because He loved this person in spite of his sin.
He did do that, you know! Christ loved that
person enough to die for him. He suffered the
agony of the soul at Gethsemane for him. He
accepted the mocking of Pilate’s hall for him.
He suffered the torture of Calvary for him. Can
you not love him for whom Christ, your Savior
gave His all? You love a pesky dog because
your little boy loves him. Should you not love a
man for whom God’s Son died? How can you
not love him whom Christ loves?
SECOND – Consider the potential as well as
The following illustrated concept may help. A
man walked briskly into a sculptor’s studio and
saw an unfinished statue of Abraham Lincoln. It
still looked a little unlike Lincoln, so he smashed
it to smithereens.
Another man walked aimlessly into the studio of
a famous painter. An uncompleted picture of a
beautiful woman was on the easel. He looked
closely at the picture and saw it did not yet do
justice to the one who had posed. He took the
picture off the easel and lit a match to the
canvas and watched it burn.
In the first instance, a majestic statue may have
been destroyed. In the second, a masterpiece
of art may have been denied to the world.
Why? Because they were not valued in their
unfinished state. The people never gave
enough time for the creators to complete their
The kids today are wearing buttons that say,
“Please be patient with me, God’s not through
with me yet.” I like that concept. See the man
you do not like as an unfinished creation of God.
THIRD – Look for the good points in the person
you dislike and imagine how wonderful he could
be if he surrendered his life to Christ.
"From the cowardice that shrinks from
new truth, from the laziness that is content
with half truths, from the arrogance that
thinks it knows all truth, O, God of Truth,
deliver us."2 THE GOSPEL UNASHAMED January 2010
Imagine his abilities turned to Christ’s work.
Think what a powerhouse he could be if
converted to the cause of Christ.
FOURTH – Pray for him earnestly. It is hard to
hate one whom you are bringing before God’s
throne in prayer. Pray for his reformation. Pray
that the “burr that is under his saddle” may
somehow be removed. Let that prayer activate
you into helping him locate that burr. Pray that
you may see the reflection of God’s image in
him so that you may more easily love him.
God’s image in him is blurred by sin. Pray that
the image might be restored.
FIFTH – Try to find why the person is as he is
by inquiring into his background. Ugly
experiences make ugly people. Was he
mocked as a child? Did his parents reject him?
Was he living in the shadow of an older sibling?
What warped the personality? Then you may
find yourself his sympathetic friend rather than
his bitter enemy.
SIXTH – See yourself in this person. Have

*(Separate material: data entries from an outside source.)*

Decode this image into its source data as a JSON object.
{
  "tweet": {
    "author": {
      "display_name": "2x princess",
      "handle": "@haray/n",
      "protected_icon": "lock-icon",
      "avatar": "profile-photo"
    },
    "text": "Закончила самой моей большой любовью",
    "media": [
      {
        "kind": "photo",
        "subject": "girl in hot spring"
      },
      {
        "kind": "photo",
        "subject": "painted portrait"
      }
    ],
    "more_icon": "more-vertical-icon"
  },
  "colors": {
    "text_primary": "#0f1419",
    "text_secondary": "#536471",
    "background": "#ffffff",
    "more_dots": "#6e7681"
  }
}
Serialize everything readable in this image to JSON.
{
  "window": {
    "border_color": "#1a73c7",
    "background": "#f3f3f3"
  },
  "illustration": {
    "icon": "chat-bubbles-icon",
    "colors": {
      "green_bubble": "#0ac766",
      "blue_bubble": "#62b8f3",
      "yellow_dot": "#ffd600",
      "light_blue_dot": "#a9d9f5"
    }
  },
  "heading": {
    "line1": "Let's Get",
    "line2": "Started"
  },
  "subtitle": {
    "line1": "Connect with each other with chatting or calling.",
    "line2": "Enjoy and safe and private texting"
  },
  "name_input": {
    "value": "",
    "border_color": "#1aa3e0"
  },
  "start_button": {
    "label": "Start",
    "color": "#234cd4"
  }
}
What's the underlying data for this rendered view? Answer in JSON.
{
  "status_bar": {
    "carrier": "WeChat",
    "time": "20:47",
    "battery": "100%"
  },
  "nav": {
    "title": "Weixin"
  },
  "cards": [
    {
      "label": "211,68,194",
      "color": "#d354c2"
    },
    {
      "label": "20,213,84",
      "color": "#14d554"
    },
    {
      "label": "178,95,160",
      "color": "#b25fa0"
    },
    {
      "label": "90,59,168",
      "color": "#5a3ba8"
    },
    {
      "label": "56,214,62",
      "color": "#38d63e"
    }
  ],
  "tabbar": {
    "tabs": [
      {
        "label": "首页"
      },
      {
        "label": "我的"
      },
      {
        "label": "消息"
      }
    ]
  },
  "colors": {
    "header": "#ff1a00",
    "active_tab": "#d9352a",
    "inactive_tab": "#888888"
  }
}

there not been times that you too were unfair
and cruel? Are you not someone else’s villain
at times? Physical cruelty is sometimes not as
cruel as mental cruelty. Pouting, revenge,

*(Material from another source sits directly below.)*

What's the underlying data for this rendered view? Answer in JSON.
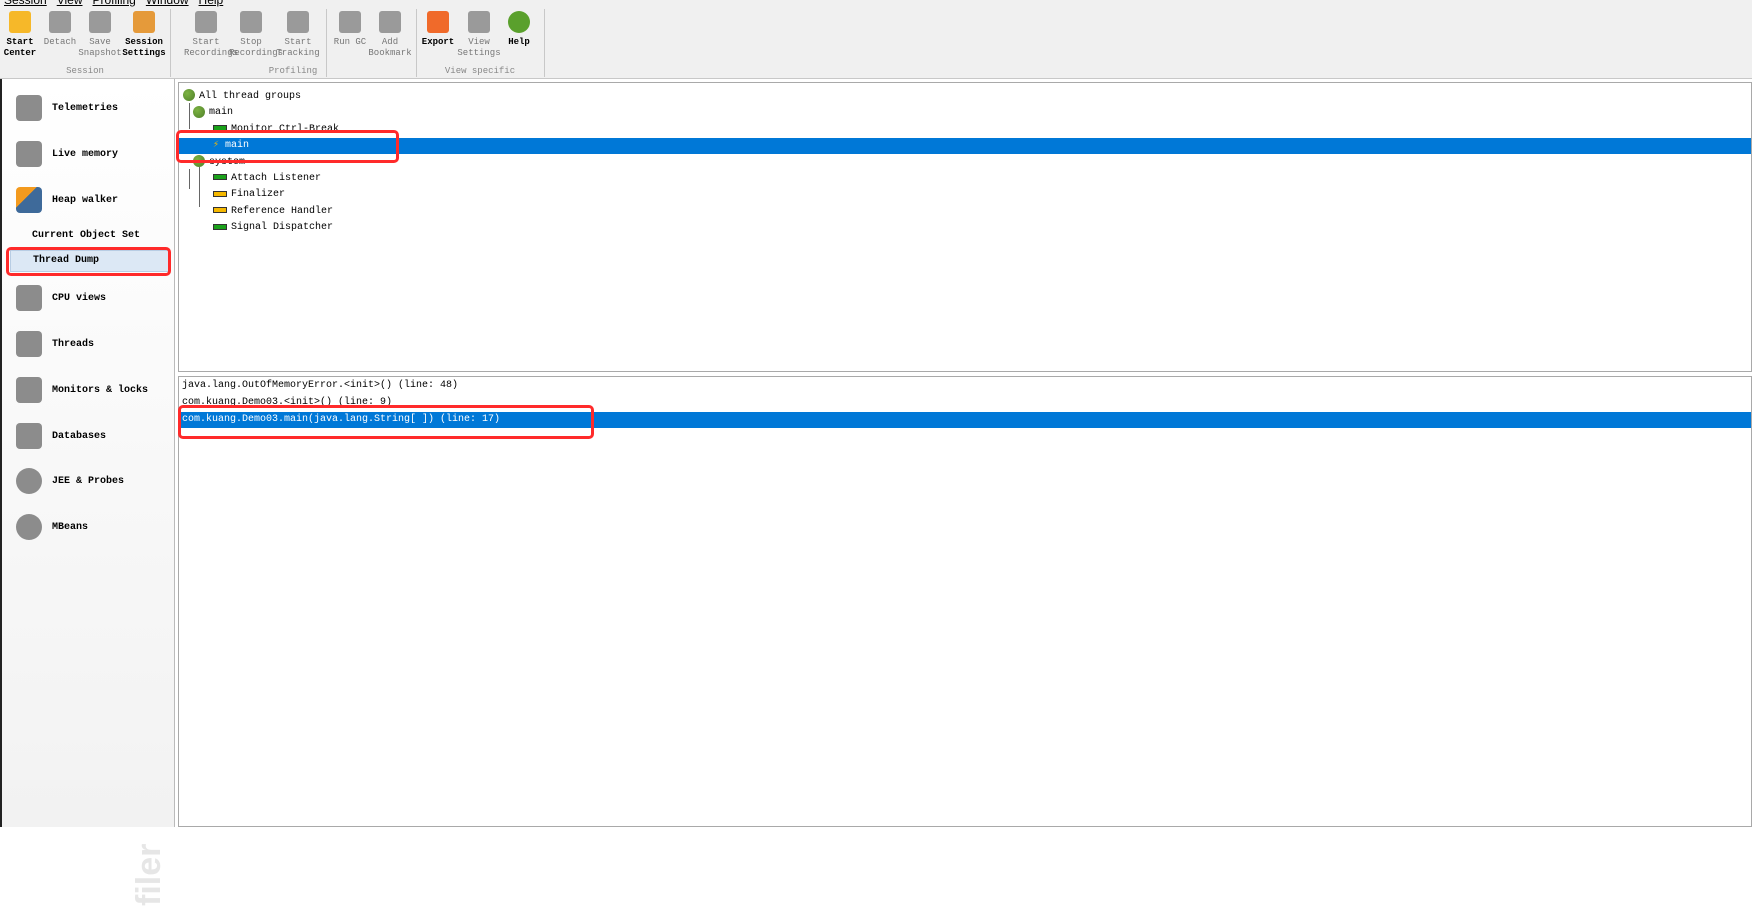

coldness, unforgiveness, are sins more
common and cruel than physical abuse. Are
you always a loving person? Are you always

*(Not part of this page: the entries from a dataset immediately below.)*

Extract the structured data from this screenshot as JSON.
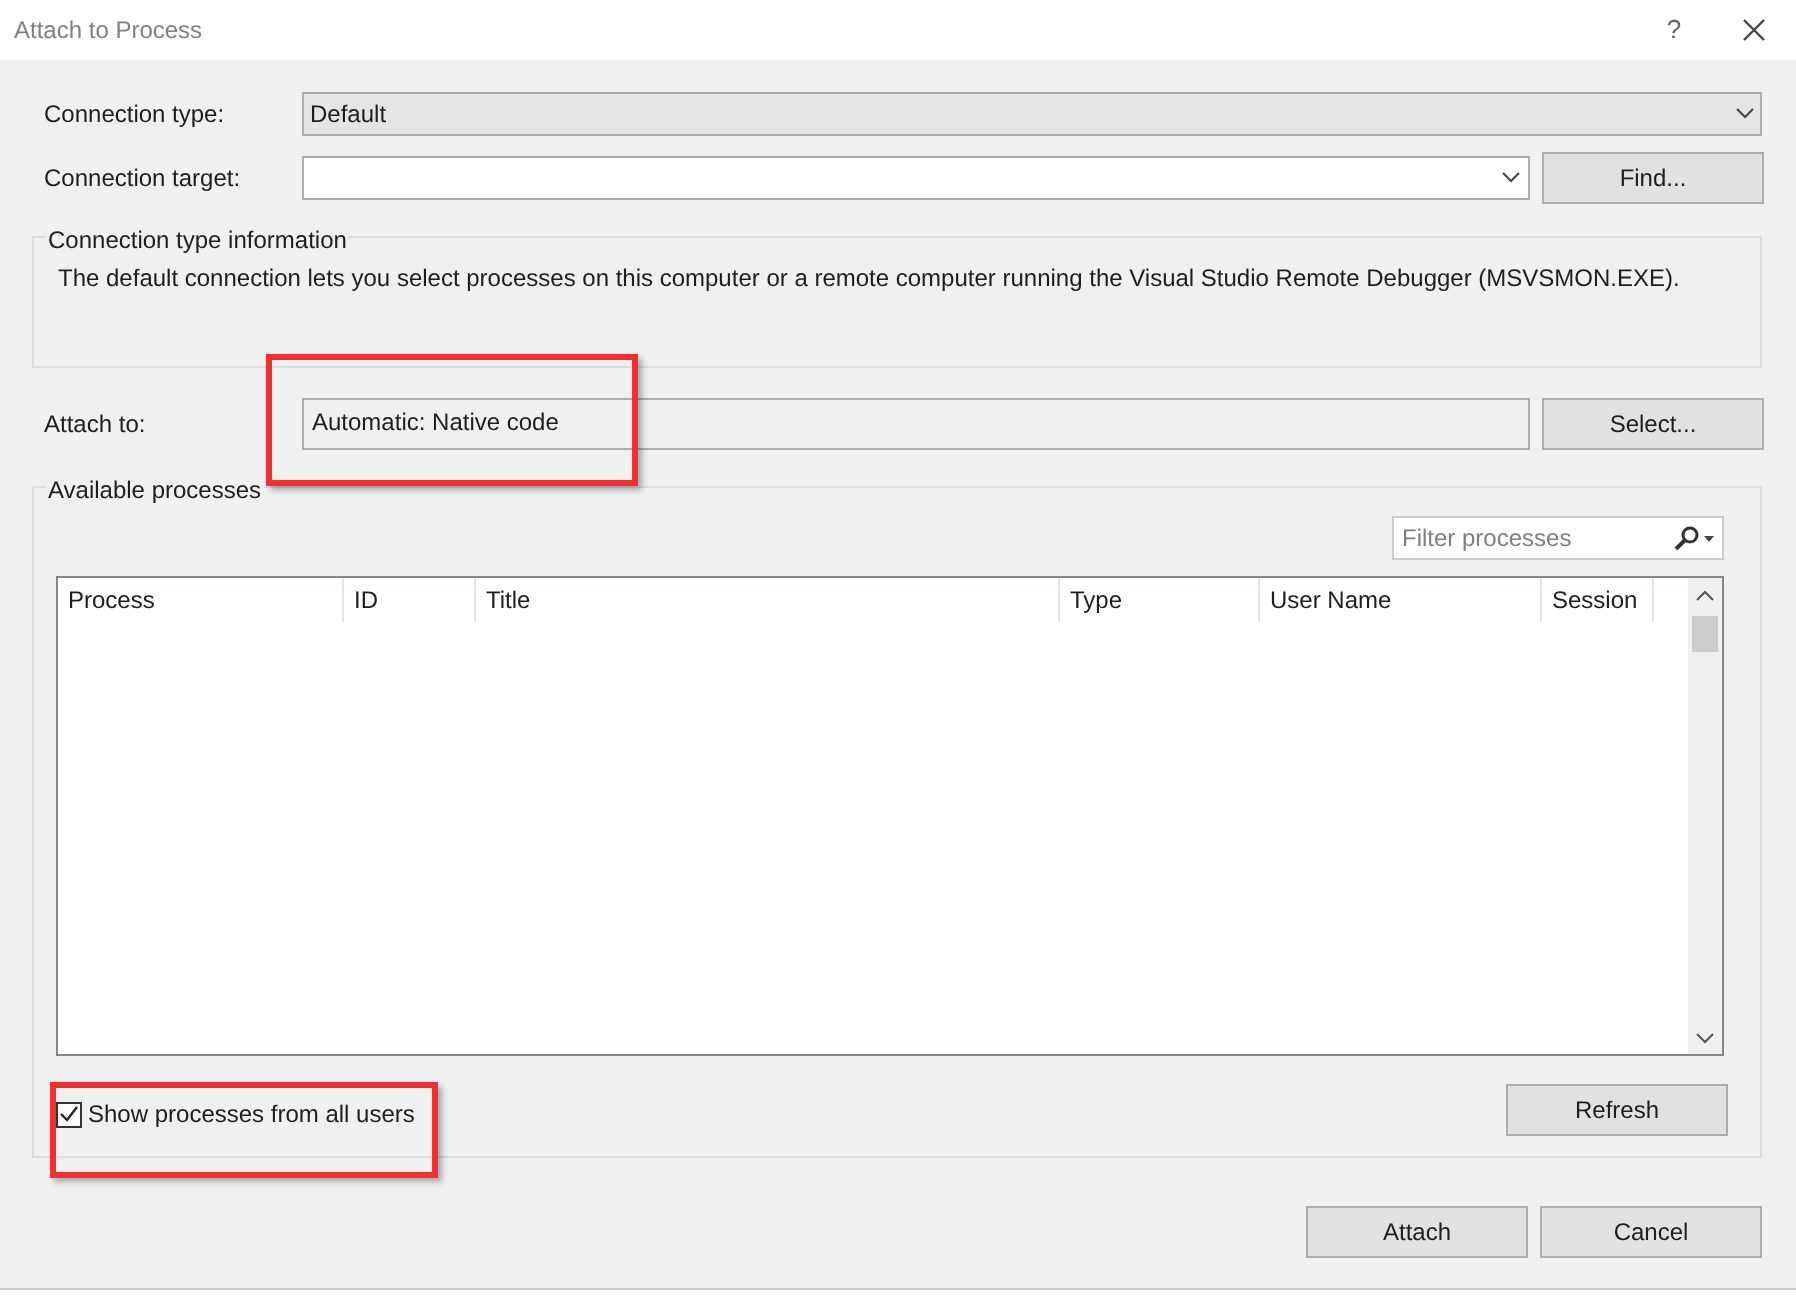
{
  "window": {
    "title": "Attach to Process",
    "help": "?"
  },
  "connection_type": {
    "label": "Connection type:",
    "value": "Default"
  },
  "connection_target": {
    "label": "Connection target:",
    "button": "Find..."
  },
  "info_group": {
    "title": "Connection type information",
    "text": "The default connection lets you select processes on this computer or a remote computer running the Visual Studio Remote Debugger (MSVSMON.EXE)."
  },
  "attach_to": {
    "label": "Attach to:",
    "value": "Automatic: Native code",
    "button": "Select..."
  },
  "processes": {
    "title": "Available processes",
    "filter": {
      "placeholder": "Filter processes"
    },
    "table": {
      "columns": [
        "Process",
        "ID",
        "Title",
        "Type",
        "User Name",
        "Session"
      ]
    },
    "show_all_users": {
      "label": "Show processes from all users",
      "checked": true
    },
    "refresh": "Refresh"
  },
  "buttons": [
    "Attach",
    "Cancel"
  ]
}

the one who is ready to forgive? Are you
SEVENTH – Look at the person through the
eyes of eternity. Do you wish him to be lost?
Move toward him as you would toward one who
unknowingly is about to plunge into Hell. When
you have that interest, your compassion may be
just what will transform him.
EIGHTH – Remember that he is not sin. He
may be a murderer but he is not “murder”. He
may be an adulterer, but he is not “adultery”.
Love the sinner but hate the sin. Anger at sin is
not wrong. Jesus became angry at the
hardness of men’s hearts when they
complained that He healed on the Sabbath. He
zealously drove men from the temple when they
perverted it with graft. But He died for those
I do not believe I ever met a person in whom
there was not some good, enough at least to
respond to genuine concern. People often fight
back at a cruel world they don’t understand or
that doesn’t understand them. If they can ever
comprehend the love of Christ for them
personally, and if they can experience Christ’s
love through His Body, the Church, they can
lose their frustrations and be transformed men.
Love produces love. God’s kind of love is not
loving the lovable but loving those who oppose
themselves. This kind of love is really not
produced merely by such arguments as I have
given. It must be prayed for from the source of
God is love.